**WHAT YOU HAVE TO DO:** Go through the entries and set each one down exactly.

**MATERIAL PROVIDED:**
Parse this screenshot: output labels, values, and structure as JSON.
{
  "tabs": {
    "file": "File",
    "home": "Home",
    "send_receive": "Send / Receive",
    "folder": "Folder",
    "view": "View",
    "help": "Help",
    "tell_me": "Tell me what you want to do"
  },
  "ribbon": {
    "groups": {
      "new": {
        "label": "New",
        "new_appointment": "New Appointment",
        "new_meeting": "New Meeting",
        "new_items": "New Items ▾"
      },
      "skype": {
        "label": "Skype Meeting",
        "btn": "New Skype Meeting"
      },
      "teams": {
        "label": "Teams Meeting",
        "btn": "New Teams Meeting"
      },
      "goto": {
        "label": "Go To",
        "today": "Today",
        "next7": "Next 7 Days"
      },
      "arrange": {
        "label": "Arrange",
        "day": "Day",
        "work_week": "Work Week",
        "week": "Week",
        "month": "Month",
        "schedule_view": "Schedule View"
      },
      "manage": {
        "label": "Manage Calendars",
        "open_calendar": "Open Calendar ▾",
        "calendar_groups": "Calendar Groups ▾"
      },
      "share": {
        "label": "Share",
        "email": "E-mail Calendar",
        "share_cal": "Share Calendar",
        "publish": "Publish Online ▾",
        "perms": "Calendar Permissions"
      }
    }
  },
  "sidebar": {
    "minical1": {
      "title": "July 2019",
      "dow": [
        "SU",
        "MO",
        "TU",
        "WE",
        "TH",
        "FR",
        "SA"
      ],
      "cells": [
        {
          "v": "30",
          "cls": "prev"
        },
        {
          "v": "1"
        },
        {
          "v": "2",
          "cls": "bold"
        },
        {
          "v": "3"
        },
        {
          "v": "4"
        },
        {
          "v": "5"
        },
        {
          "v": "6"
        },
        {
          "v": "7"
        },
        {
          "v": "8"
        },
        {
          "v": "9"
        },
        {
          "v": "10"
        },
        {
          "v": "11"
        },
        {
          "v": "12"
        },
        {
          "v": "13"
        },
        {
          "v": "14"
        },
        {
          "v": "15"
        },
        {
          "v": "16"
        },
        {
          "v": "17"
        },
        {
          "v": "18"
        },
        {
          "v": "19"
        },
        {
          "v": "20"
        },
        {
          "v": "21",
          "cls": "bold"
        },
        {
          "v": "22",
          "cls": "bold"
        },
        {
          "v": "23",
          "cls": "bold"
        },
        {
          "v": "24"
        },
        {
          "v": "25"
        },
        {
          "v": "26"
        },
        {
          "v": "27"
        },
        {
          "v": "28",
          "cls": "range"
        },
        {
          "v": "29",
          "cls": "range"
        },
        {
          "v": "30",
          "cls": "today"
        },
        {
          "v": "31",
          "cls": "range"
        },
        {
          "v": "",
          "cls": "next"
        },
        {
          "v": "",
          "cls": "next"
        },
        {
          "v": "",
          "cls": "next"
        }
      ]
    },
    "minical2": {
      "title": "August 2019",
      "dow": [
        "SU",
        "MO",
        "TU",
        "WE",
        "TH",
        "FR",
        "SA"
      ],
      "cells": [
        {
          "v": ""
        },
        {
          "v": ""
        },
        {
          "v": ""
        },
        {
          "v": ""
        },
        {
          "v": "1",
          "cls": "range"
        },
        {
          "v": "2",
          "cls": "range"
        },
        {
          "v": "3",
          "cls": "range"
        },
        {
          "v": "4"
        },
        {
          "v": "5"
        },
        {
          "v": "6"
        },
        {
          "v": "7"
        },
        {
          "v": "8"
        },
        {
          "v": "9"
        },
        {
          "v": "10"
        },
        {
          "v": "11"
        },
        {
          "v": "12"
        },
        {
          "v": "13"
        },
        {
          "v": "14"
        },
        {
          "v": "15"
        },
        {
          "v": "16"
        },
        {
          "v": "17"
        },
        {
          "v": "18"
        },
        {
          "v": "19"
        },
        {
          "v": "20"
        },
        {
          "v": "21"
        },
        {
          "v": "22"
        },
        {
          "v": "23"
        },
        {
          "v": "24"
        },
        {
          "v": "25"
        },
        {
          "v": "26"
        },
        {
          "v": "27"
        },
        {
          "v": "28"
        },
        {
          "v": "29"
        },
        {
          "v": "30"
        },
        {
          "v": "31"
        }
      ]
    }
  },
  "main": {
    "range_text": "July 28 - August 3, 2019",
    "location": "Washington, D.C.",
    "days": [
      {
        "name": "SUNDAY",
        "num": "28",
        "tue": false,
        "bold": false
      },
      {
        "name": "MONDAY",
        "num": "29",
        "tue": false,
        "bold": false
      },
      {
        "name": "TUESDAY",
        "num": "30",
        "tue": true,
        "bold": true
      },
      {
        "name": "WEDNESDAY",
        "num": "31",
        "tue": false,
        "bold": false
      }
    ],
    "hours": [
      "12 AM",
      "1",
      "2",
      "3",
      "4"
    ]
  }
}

**TASK RESPONSE:**
Parse this screenshot: output labels, values, and structure as JSON.
{
  "tabs": {
    "file": "File",
    "home": "Home",
    "send_receive": "Send / Receive",
    "folder": "Folder",
    "view": "View",
    "help": "Help",
    "tell_me": "Tell me what you want to do"
  },
  "ribbon": {
    "groups": {
      "new": {
        "label": "New",
        "new_appointment": "New Appointment",
        "new_meeting": "New Meeting",
        "new_items": "New Items ▾"
      },
      "skype": {
        "label": "Skype Meeting",
        "btn": "New Skype Meeting"
      },
      "teams": {
        "label": "Teams Meeting",
        "btn": "New Teams Meeting"
      },
      "goto": {
        "label": "Go To",
        "today": "Today",
        "next7": "Next 7 Days"
      },
      "arrange": {
        "label": "Arrange",
        "day": "Day",
        "work_week": "Work Week",
        "week": "Week",
        "month": "Month",
        "schedule_view": "Schedule View"
      },
      "manage": {
        "label": "Manage Calendars",
        "open_calendar": "Open Calendar ▾",
        "calendar_groups": "Calendar Groups ▾"
      },
      "share": {
        "label": "Share",
        "email": "E-mail Calendar",
        "share_cal": "Share Calendar",
        "publish": "Publish Online ▾",
        "perms": "Calendar Permissions"
      }
    }
  },
  "sidebar": {
    "minical1": {
      "title": "July 2019",
      "dow": [
        "SU",
        "MO",
        "TU",
        "WE",
        "TH",
        "FR",
        "SA"
      ],
      "cells": [
        {
          "v": "30",
          "cls": "prev"
        },
        {
          "v": "1"
        },
        {
          "v": "2",
          "cls": "bold"
        },
        {
          "v": "3"
        },
        {
          "v": "4"
        },
        {
          "v": "5"
        },
        {
          "v": "6"
        },
        {
          "v": "7"
        },
        {
          "v": "8"
        },
        {
          "v": "9"
        },
        {
          "v": "10"
        },
        {
          "v": "11"
        },
        {
          "v": "12"
        },
        {
          "v": "13"
        },
        {
          "v": "14"
        },
        {
          "v": "15"
        },
        {
          "v": "16"
        },
        {
          "v": "17"
        },
        {
          "v": "18"
        },
        {
          "v": "19"
        },
        {
          "v": "20"
        },
        {
          "v": "21",
          "cls": "bold"
        },
        {
          "v": "22",
          "cls": "bold"
        },
        {
          "v": "23",
          "cls": "bold"
        },
        {
          "v": "24"
        },
        {
          "v": "25"
        },
        {
          "v": "26"
        },
        {
          "v": "27"
        },
        {
          "v": "28",
          "cls": "range"
        },
        {
          "v": "29",
          "cls": "range"
        },
        {
          "v": "30",
          "cls": "today"
        },
        {
          "v": "31",
          "cls": "range"
        },
        {
          "v": "",
          "cls": "next"
        },
        {
          "v": "",
          "cls": "next"
        },
        {
          "v": "",
          "cls": "next"
        }
      ]
    },
    "minical2": {
      "title": "August 2019",
      "dow": [
        "SU",
        "MO",
        "TU",
        "WE",
        "TH",
        "FR",
        "SA"
      ],
      "cells": [
        {
          "v": ""
        },
        {
          "v": ""
        },
        {
          "v": ""
        },
        {
          "v": ""
        },
        {
          "v": "1",
          "cls": "range"
        },
        {
          "v": "2",
          "cls": "range"
        },
        {
          "v": "3",
          "cls": "range"
        },
        {
          "v": "4"
        },
        {
          "v": "5"
        },
        {
          "v": "6"
        },
        {
          "v": "7"
        },
        {
          "v": "8"
        },
        {
          "v": "9"
        },
        {
          "v": "10"
        },
        {
          "v": "11"
        },
        {
          "v": "12"
        },
        {
          "v": "13"
        },
        {
          "v": "14"
        },
        {
          "v": "15"
        },
        {
          "v": "16"
        },
        {
          "v": "17"
        },
        {
          "v": "18"
        },
        {
          "v": "19"
        },
        {
          "v": "20"
        },
        {
          "v": "21"
        },
        {
          "v": "22"
        },
        {
          "v": "23"
        },
        {
          "v": "24"
        },
        {
          "v": "25"
        },
        {
          "v": "26"
        },
        {
          "v": "27"
        },
        {
          "v": "28"
        },
        {
          "v": "29"
        },
        {
          "v": "30"
        },
        {
          "v": "31"
        }
      ]
    }
  },
  "main": {
    "range_text": "July 28 - August 3, 2019",
    "location": "Washington, D.C.",
    "days": [
      {
        "name": "SUNDAY",
        "num": "28",
        "tue": false,
        "bold": false
      },
      {
        "name": "MONDAY",
        "num": "29",
        "tue": false,
        "bold": false
      },
      {
        "name": "TUESDAY",
        "num": "30",
        "tue": true,
        "bold": true
      },
      {
        "name": "WEDNESDAY",
        "num": "31",
        "tue": false,
        "bold": false
      }
    ],
    "hours": [
      "12 AM",
      "1",
      "2",
      "3",
      "4"
    ]
  }
}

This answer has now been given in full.